**DATA SHOWN:**
-=-=-=-=-

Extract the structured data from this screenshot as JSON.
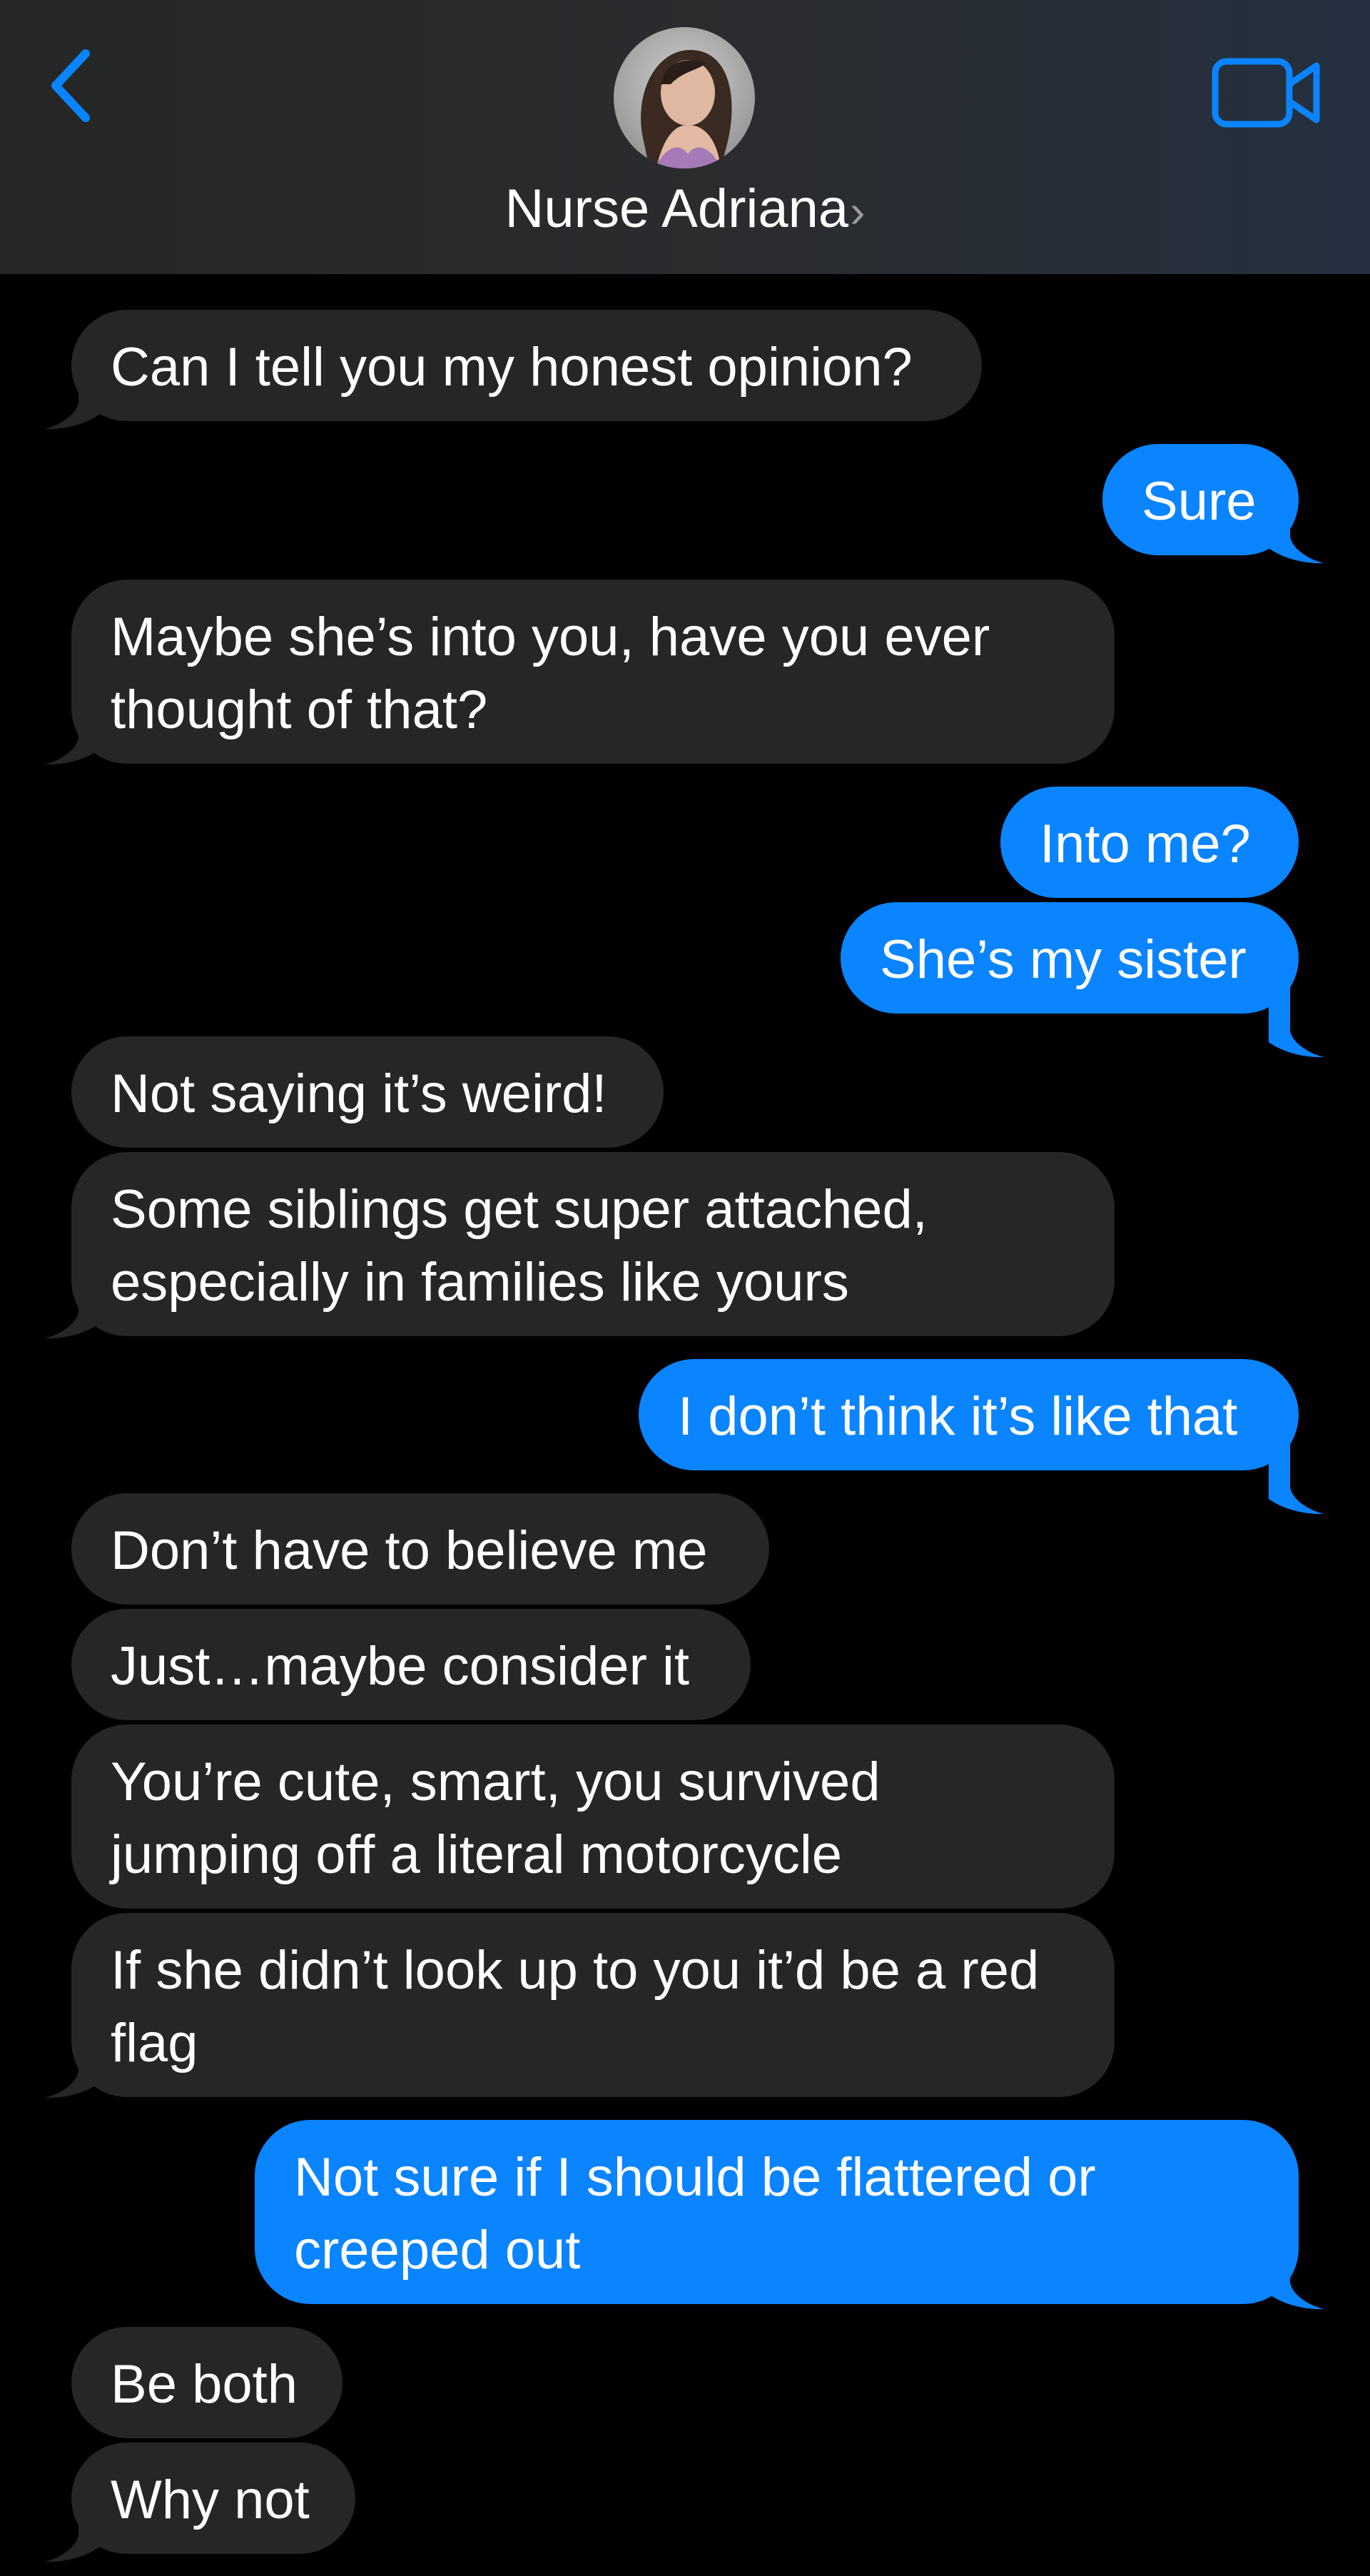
{
  "header": {
    "contact_name": "Nurse Adriana",
    "chevron": "›",
    "back_icon": "chevron-left-icon",
    "video_icon": "video-camera-icon",
    "accent_color": "#0a84ff"
  },
  "colors": {
    "background": "#000000",
    "sent_bubble": "#0a84ff",
    "received_bubble": "#262628",
    "text": "#ffffff"
  },
  "messages": [
    {
      "from": "them",
      "text": "Can I tell you my honest opinion?"
    },
    {
      "from": "me",
      "text": "Sure"
    },
    {
      "from": "them",
      "text": "Maybe she’s into you, have you ever thought of that?"
    },
    {
      "from": "me",
      "text": "Into me?"
    },
    {
      "from": "me",
      "text": "She’s my sister"
    },
    {
      "from": "them",
      "text": "Not saying it’s weird!"
    },
    {
      "from": "them",
      "text": "Some siblings get super attached, especially in families like yours"
    },
    {
      "from": "me",
      "text": "I don’t think it’s like that"
    },
    {
      "from": "them",
      "text": "Don’t have to believe me"
    },
    {
      "from": "them",
      "text": "Just…maybe consider it"
    },
    {
      "from": "them",
      "text": "You’re cute, smart, you survived jumping off a literal motorcycle"
    },
    {
      "from": "them",
      "text": "If she didn’t look up to you it’d be a red flag"
    },
    {
      "from": "me",
      "text": "Not sure if I should be flattered or creeped out"
    },
    {
      "from": "them",
      "text": "Be both"
    },
    {
      "from": "them",
      "text": "Why not"
    }
  ]
}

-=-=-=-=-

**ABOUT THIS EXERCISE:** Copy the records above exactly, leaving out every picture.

**SOLUTION TO THIS EXERCISE:**
Extract the structured data from this screenshot as JSON.
{
  "header": {
    "contact_name": "Nurse Adriana",
    "chevron": "›",
    "back_icon": "chevron-left-icon",
    "video_icon": "video-camera-icon",
    "accent_color": "#0a84ff"
  },
  "colors": {
    "background": "#000000",
    "sent_bubble": "#0a84ff",
    "received_bubble": "#262628",
    "text": "#ffffff"
  },
  "messages": [
    {
      "from": "them",
      "text": "Can I tell you my honest opinion?"
    },
    {
      "from": "me",
      "text": "Sure"
    },
    {
      "from": "them",
      "text": "Maybe she’s into you, have you ever thought of that?"
    },
    {
      "from": "me",
      "text": "Into me?"
    },
    {
      "from": "me",
      "text": "She’s my sister"
    },
    {
      "from": "them",
      "text": "Not saying it’s weird!"
    },
    {
      "from": "them",
      "text": "Some siblings get super attached, especially in families like yours"
    },
    {
      "from": "me",
      "text": "I don’t think it’s like that"
    },
    {
      "from": "them",
      "text": "Don’t have to believe me"
    },
    {
      "from": "them",
      "text": "Just…maybe consider it"
    },
    {
      "from": "them",
      "text": "You’re cute, smart, you survived jumping off a literal motorcycle"
    },
    {
      "from": "them",
      "text": "If she didn’t look up to you it’d be a red flag"
    },
    {
      "from": "me",
      "text": "Not sure if I should be flattered or creeped out"
    },
    {
      "from": "them",
      "text": "Be both"
    },
    {
      "from": "them",
      "text": "Why not"
    }
  ]
}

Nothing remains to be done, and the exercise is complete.